SOURCE DATA:

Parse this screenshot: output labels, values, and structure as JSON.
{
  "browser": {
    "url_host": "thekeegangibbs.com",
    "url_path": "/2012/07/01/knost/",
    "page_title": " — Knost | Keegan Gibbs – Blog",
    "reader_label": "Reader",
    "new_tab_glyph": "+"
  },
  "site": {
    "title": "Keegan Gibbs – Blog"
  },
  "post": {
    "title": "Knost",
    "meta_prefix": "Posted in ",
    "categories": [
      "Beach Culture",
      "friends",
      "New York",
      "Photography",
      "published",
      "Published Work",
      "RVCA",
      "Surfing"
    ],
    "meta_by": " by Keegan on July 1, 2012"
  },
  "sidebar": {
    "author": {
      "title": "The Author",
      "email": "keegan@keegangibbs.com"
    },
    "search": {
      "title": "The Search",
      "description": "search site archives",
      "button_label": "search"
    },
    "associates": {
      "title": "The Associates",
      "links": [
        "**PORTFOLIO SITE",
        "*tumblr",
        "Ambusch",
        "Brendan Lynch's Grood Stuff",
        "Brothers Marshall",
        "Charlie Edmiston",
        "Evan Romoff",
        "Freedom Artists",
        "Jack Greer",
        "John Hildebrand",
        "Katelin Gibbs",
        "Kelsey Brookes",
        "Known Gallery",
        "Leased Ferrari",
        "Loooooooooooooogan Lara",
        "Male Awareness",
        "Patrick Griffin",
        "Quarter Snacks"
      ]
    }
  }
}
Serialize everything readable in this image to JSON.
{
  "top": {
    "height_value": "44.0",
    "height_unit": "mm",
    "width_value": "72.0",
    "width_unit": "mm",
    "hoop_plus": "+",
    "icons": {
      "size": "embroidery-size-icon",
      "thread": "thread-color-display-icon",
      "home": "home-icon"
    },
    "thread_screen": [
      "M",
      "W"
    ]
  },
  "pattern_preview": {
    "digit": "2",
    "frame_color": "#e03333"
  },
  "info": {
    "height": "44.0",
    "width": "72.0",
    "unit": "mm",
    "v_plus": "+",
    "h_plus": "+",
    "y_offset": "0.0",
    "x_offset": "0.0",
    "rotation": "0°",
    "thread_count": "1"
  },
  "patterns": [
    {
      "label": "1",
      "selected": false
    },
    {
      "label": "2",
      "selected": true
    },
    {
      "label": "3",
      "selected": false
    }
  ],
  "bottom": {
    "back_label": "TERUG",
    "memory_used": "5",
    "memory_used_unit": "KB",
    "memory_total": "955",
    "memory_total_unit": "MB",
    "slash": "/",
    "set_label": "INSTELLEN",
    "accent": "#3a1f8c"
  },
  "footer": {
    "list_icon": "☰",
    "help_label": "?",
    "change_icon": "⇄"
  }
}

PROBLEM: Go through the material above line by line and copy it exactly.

EXERCISE RESPONSE:
Parse this screenshot: output labels, values, and structure as JSON.
{
  "browser": {
    "url_host": "thekeegangibbs.com",
    "url_path": "/2012/07/01/knost/",
    "page_title": " — Knost | Keegan Gibbs – Blog",
    "reader_label": "Reader",
    "new_tab_glyph": "+"
  },
  "site": {
    "title": "Keegan Gibbs – Blog"
  },
  "post": {
    "title": "Knost",
    "meta_prefix": "Posted in ",
    "categories": [
      "Beach Culture",
      "friends",
      "New York",
      "Photography",
      "published",
      "Published Work",
      "RVCA",
      "Surfing"
    ],
    "meta_by": " by Keegan on July 1, 2012"
  },
  "sidebar": {
    "author": {
      "title": "The Author",
      "email": "keegan@keegangibbs.com"
    },
    "search": {
      "title": "The Search",
      "description": "search site archives",
      "button_label": "search"
    },
    "associates": {
      "title": "The Associates",
      "links": [
        "**PORTFOLIO SITE",
        "*tumblr",
        "Ambusch",
        "Brendan Lynch's Grood Stuff",
        "Brothers Marshall",
        "Charlie Edmiston",
        "Evan Romoff",
        "Freedom Artists",
        "Jack Greer",
        "John Hildebrand",
        "Katelin Gibbs",
        "Kelsey Brookes",
        "Known Gallery",
        "Leased Ferrari",
        "Loooooooooooooogan Lara",
        "Male Awareness",
        "Patrick Griffin",
        "Quarter Snacks"
      ]
    }
  }
}
Serialize everything readable in this image to JSON.
{
  "top": {
    "height_value": "44.0",
    "height_unit": "mm",
    "width_value": "72.0",
    "width_unit": "mm",
    "hoop_plus": "+",
    "icons": {
      "size": "embroidery-size-icon",
      "thread": "thread-color-display-icon",
      "home": "home-icon"
    },
    "thread_screen": [
      "M",
      "W"
    ]
  },
  "pattern_preview": {
    "digit": "2",
    "frame_color": "#e03333"
  },
  "info": {
    "height": "44.0",
    "width": "72.0",
    "unit": "mm",
    "v_plus": "+",
    "h_plus": "+",
    "y_offset": "0.0",
    "x_offset": "0.0",
    "rotation": "0°",
    "thread_count": "1"
  },
  "patterns": [
    {
      "label": "1",
      "selected": false
    },
    {
      "label": "2",
      "selected": true
    },
    {
      "label": "3",
      "selected": false
    }
  ],
  "bottom": {
    "back_label": "TERUG",
    "memory_used": "5",
    "memory_used_unit": "KB",
    "memory_total": "955",
    "memory_total_unit": "MB",
    "slash": "/",
    "set_label": "INSTELLEN",
    "accent": "#3a1f8c"
  },
  "footer": {
    "list_icon": "☰",
    "help_label": "?",
    "change_icon": "⇄"
  }
}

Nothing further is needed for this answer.